“I don’t know, he should consider it,” Comey said. “Donald Trump, he’s not a genius, but he might figure out that if he accepts a pardon, that’s an admission of guilt, the United States Supreme Court has said, so I don’t know that he would accept a pardon.”
Comey argued that a pardon from Biden would work to heal the country and get Americans “to a place where we can focus on things that are going to matter over the next four years.”
Comey also told the BBC that he does believe Trump belongs “in jail,” but draws the line at prosecuting a former president because that’s not “in the best interest of the entire nation.”
“I think the wiser decision would be not to pursue him, but whatever you do, the next president, Joe Biden, should explain it to the American people. Be transparent about why you’re doing what you’re doing,” he told the network.
Comey’s remarks come on the heels of The Guardian reporting on an early copy of his new book, “Saving Justice: Truth, Transparency and Trust.”
The United States’ next attorney general under Biden should not “pursue a criminal investigation of Donald Trump,” Comey reportedly wrote in the book, “no matter how compelling the roadmap left” by special counsel Robert Mueller or “how powerful the evidence strewn across his history of porn stars and financial fraud.”
“Although those cases might be righteous in a vacuum,” Comey wrote, “the mission of the next attorney general must be fostering the trust of the American people.”
Those remarks were later assailed on social media.
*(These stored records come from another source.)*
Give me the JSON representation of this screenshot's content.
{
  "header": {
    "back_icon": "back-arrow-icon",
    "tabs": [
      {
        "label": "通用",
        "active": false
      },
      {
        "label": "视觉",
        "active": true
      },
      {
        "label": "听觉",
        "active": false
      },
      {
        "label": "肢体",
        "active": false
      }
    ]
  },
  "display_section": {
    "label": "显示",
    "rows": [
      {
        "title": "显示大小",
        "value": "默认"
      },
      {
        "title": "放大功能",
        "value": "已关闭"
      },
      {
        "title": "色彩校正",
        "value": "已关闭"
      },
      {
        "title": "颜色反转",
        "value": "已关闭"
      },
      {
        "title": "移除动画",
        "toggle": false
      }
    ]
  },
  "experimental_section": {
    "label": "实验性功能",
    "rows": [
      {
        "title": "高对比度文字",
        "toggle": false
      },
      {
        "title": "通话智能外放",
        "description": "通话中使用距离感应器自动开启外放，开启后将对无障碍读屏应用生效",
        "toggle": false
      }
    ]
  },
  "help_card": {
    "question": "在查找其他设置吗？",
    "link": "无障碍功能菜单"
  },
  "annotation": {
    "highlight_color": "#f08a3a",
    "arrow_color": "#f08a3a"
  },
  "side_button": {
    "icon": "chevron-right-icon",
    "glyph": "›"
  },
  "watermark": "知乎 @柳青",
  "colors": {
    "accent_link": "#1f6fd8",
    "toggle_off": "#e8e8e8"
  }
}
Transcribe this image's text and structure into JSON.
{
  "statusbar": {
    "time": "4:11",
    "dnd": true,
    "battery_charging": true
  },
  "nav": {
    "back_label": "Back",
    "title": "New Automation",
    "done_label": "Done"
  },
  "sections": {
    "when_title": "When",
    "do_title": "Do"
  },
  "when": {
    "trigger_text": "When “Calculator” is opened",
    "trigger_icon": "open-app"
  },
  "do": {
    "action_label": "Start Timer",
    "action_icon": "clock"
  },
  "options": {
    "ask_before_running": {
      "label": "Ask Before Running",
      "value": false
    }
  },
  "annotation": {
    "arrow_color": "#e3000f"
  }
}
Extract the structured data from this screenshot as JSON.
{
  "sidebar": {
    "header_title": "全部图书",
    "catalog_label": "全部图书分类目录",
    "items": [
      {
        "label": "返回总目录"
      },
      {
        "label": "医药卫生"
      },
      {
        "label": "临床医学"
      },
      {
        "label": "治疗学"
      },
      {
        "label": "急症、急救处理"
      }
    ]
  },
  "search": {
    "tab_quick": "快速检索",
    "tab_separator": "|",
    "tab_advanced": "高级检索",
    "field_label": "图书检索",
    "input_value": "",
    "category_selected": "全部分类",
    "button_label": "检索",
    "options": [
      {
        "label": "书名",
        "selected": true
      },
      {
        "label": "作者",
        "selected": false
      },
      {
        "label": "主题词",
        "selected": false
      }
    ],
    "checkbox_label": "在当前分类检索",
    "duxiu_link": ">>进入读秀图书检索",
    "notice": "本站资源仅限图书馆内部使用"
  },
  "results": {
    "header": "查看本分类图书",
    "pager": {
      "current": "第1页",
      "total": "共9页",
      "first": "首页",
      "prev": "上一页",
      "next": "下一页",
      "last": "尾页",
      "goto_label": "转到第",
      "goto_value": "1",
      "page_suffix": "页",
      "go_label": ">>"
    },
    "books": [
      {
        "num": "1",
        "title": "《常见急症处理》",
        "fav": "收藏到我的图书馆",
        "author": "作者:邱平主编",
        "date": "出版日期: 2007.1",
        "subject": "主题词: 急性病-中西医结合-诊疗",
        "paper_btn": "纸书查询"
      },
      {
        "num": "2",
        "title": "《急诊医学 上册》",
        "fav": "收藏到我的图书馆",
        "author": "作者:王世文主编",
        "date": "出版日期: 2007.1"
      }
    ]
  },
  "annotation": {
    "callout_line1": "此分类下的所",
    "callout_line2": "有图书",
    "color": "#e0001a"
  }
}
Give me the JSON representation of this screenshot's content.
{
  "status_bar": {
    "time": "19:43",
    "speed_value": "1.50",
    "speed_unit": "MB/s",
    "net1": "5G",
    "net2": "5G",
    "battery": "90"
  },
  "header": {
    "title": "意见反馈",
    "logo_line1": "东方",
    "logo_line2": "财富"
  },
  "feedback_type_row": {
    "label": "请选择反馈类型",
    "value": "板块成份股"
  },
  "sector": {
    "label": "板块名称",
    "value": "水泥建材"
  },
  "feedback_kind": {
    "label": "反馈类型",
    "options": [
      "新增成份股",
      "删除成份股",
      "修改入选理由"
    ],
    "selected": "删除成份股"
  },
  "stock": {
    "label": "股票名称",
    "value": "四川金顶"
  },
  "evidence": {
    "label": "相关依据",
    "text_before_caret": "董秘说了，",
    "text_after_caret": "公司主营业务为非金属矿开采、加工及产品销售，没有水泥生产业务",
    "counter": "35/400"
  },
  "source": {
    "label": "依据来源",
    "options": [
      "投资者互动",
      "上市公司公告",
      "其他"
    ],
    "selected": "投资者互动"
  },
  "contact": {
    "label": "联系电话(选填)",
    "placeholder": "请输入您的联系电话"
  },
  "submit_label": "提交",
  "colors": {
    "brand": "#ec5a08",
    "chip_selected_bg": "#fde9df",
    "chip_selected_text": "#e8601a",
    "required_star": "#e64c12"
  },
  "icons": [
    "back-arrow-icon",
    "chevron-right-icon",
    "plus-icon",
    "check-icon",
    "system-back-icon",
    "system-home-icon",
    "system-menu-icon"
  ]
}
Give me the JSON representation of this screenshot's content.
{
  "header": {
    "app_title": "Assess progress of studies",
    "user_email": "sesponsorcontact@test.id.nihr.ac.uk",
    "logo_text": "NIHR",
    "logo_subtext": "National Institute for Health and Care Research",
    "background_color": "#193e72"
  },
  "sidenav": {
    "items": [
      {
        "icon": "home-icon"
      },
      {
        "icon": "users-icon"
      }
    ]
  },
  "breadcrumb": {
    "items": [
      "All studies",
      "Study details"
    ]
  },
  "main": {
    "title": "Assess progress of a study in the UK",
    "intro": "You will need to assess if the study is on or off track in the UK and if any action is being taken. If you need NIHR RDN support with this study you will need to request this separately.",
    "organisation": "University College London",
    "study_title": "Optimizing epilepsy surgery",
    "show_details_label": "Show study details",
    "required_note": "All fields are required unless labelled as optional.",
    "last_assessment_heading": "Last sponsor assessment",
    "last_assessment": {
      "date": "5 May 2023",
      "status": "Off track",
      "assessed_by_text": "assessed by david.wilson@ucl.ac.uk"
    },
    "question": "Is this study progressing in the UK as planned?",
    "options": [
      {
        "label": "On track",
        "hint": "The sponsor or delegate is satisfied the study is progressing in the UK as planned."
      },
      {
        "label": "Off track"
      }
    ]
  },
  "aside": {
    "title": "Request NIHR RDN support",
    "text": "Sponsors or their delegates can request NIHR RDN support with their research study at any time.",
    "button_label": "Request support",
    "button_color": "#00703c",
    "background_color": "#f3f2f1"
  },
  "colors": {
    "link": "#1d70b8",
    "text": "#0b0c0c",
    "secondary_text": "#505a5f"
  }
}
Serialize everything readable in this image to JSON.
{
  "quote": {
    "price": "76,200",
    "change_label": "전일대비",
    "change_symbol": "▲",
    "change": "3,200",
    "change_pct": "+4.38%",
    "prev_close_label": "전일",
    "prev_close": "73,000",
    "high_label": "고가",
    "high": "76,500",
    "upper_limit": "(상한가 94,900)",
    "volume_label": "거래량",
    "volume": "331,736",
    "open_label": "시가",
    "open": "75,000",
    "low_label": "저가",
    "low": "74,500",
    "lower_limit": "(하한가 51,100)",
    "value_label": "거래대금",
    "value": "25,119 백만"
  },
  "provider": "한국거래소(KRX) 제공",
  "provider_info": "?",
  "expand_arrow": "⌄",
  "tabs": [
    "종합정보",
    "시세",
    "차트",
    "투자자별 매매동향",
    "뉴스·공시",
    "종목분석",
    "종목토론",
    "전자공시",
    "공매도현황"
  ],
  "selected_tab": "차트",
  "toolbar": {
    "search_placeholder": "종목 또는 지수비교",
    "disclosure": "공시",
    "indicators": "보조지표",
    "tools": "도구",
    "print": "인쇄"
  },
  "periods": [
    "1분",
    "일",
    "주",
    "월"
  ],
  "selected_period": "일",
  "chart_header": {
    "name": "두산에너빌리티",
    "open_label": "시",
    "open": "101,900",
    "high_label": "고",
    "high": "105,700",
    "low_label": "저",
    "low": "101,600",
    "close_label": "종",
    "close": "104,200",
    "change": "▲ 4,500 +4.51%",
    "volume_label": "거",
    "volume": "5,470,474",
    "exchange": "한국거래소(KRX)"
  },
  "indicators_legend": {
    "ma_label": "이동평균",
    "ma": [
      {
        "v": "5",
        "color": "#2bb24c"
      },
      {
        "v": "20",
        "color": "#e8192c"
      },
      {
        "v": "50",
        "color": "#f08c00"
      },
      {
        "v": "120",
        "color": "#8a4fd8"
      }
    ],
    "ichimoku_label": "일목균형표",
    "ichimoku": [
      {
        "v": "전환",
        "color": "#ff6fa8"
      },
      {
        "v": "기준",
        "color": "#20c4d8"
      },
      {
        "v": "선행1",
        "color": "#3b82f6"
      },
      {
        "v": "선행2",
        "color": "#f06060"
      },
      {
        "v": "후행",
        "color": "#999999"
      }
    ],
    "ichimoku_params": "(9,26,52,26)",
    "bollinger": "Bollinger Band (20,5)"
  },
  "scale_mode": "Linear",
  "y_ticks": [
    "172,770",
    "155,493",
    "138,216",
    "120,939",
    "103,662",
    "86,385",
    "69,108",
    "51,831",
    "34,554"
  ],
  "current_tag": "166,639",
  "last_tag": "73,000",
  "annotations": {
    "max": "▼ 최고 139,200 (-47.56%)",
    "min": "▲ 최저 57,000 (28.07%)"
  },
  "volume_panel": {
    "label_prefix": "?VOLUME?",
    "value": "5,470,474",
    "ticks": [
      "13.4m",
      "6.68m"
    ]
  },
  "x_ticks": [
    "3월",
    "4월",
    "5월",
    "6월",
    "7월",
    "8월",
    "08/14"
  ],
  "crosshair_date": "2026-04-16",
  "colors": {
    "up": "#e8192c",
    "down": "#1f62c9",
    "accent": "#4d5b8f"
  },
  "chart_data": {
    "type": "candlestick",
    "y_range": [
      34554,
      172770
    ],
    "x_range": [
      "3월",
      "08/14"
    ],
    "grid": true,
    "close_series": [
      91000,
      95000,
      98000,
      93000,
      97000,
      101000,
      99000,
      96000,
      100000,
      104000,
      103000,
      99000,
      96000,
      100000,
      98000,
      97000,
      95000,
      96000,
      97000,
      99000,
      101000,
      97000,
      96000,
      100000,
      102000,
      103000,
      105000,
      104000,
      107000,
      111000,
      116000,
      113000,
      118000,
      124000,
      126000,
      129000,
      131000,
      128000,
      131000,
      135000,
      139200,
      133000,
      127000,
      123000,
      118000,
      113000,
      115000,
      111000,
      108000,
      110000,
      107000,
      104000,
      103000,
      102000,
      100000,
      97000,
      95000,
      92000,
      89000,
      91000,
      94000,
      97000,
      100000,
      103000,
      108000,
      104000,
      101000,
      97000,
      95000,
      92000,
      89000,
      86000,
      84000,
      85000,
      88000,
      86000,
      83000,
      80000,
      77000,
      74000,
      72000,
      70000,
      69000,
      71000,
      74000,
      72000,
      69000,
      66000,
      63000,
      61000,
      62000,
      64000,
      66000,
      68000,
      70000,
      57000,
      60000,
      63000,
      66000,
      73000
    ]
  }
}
And in the same way, Comey’s comments to the BBC were also shredded on Twitter: